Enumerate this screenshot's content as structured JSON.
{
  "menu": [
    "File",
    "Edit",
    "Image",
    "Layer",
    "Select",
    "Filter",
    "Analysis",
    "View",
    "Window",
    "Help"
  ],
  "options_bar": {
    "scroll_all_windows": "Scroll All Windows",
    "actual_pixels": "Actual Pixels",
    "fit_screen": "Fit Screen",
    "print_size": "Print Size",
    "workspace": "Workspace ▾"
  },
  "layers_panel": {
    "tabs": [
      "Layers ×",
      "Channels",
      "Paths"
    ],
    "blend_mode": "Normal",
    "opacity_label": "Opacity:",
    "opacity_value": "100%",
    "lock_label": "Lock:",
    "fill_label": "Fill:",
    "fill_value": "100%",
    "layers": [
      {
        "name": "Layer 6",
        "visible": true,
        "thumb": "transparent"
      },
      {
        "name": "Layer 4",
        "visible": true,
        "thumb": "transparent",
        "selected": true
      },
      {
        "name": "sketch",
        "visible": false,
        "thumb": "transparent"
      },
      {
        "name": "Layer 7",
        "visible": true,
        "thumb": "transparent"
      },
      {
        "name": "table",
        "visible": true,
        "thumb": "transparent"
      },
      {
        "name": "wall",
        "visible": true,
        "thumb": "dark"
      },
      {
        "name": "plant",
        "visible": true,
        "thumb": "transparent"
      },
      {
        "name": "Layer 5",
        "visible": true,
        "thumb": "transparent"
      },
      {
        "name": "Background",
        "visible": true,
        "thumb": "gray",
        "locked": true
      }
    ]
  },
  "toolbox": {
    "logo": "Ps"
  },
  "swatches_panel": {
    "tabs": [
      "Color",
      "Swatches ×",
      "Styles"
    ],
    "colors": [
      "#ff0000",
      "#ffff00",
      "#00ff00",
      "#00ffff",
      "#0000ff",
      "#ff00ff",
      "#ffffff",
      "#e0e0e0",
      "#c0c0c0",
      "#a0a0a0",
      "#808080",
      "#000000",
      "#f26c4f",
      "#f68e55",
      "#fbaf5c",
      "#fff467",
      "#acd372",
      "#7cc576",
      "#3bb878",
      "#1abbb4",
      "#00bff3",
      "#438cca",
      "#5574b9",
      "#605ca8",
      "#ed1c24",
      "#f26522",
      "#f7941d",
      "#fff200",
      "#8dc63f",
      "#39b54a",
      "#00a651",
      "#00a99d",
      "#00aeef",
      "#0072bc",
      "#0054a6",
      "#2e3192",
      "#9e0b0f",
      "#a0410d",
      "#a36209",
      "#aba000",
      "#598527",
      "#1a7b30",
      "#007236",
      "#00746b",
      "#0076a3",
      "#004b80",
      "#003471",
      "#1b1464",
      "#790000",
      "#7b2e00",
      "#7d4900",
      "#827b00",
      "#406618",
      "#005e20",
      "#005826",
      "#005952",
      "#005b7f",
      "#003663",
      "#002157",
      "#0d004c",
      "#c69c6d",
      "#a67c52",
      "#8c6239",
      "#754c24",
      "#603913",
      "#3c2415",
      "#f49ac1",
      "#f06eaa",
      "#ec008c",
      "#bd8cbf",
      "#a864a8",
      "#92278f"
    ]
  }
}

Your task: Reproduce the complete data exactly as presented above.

Task output:
Enumerate this screenshot's content as structured JSON.
{
  "menu": [
    "File",
    "Edit",
    "Image",
    "Layer",
    "Select",
    "Filter",
    "Analysis",
    "View",
    "Window",
    "Help"
  ],
  "options_bar": {
    "scroll_all_windows": "Scroll All Windows",
    "actual_pixels": "Actual Pixels",
    "fit_screen": "Fit Screen",
    "print_size": "Print Size",
    "workspace": "Workspace ▾"
  },
  "layers_panel": {
    "tabs": [
      "Layers ×",
      "Channels",
      "Paths"
    ],
    "blend_mode": "Normal",
    "opacity_label": "Opacity:",
    "opacity_value": "100%",
    "lock_label": "Lock:",
    "fill_label": "Fill:",
    "fill_value": "100%",
    "layers": [
      {
        "name": "Layer 6",
        "visible": true,
        "thumb": "transparent"
      },
      {
        "name": "Layer 4",
        "visible": true,
        "thumb": "transparent",
        "selected": true
      },
      {
        "name": "sketch",
        "visible": false,
        "thumb": "transparent"
      },
      {
        "name": "Layer 7",
        "visible": true,
        "thumb": "transparent"
      },
      {
        "name": "table",
        "visible": true,
        "thumb": "transparent"
      },
      {
        "name": "wall",
        "visible": true,
        "thumb": "dark"
      },
      {
        "name": "plant",
        "visible": true,
        "thumb": "transparent"
      },
      {
        "name": "Layer 5",
        "visible": true,
        "thumb": "transparent"
      },
      {
        "name": "Background",
        "visible": true,
        "thumb": "gray",
        "locked": true
      }
    ]
  },
  "toolbox": {
    "logo": "Ps"
  },
  "swatches_panel": {
    "tabs": [
      "Color",
      "Swatches ×",
      "Styles"
    ],
    "colors": [
      "#ff0000",
      "#ffff00",
      "#00ff00",
      "#00ffff",
      "#0000ff",
      "#ff00ff",
      "#ffffff",
      "#e0e0e0",
      "#c0c0c0",
      "#a0a0a0",
      "#808080",
      "#000000",
      "#f26c4f",
      "#f68e55",
      "#fbaf5c",
      "#fff467",
      "#acd372",
      "#7cc576",
      "#3bb878",
      "#1abbb4",
      "#00bff3",
      "#438cca",
      "#5574b9",
      "#605ca8",
      "#ed1c24",
      "#f26522",
      "#f7941d",
      "#fff200",
      "#8dc63f",
      "#39b54a",
      "#00a651",
      "#00a99d",
      "#00aeef",
      "#0072bc",
      "#0054a6",
      "#2e3192",
      "#9e0b0f",
      "#a0410d",
      "#a36209",
      "#aba000",
      "#598527",
      "#1a7b30",
      "#007236",
      "#00746b",
      "#0076a3",
      "#004b80",
      "#003471",
      "#1b1464",
      "#790000",
      "#7b2e00",
      "#7d4900",
      "#827b00",
      "#406618",
      "#005e20",
      "#005826",
      "#005952",
      "#005b7f",
      "#003663",
      "#002157",
      "#0d004c",
      "#c69c6d",
      "#a67c52",
      "#8c6239",
      "#754c24",
      "#603913",
      "#3c2415",
      "#f49ac1",
      "#f06eaa",
      "#ec008c",
      "#bd8cbf",
      "#a864a8",
      "#92278f"
    ]
  }
}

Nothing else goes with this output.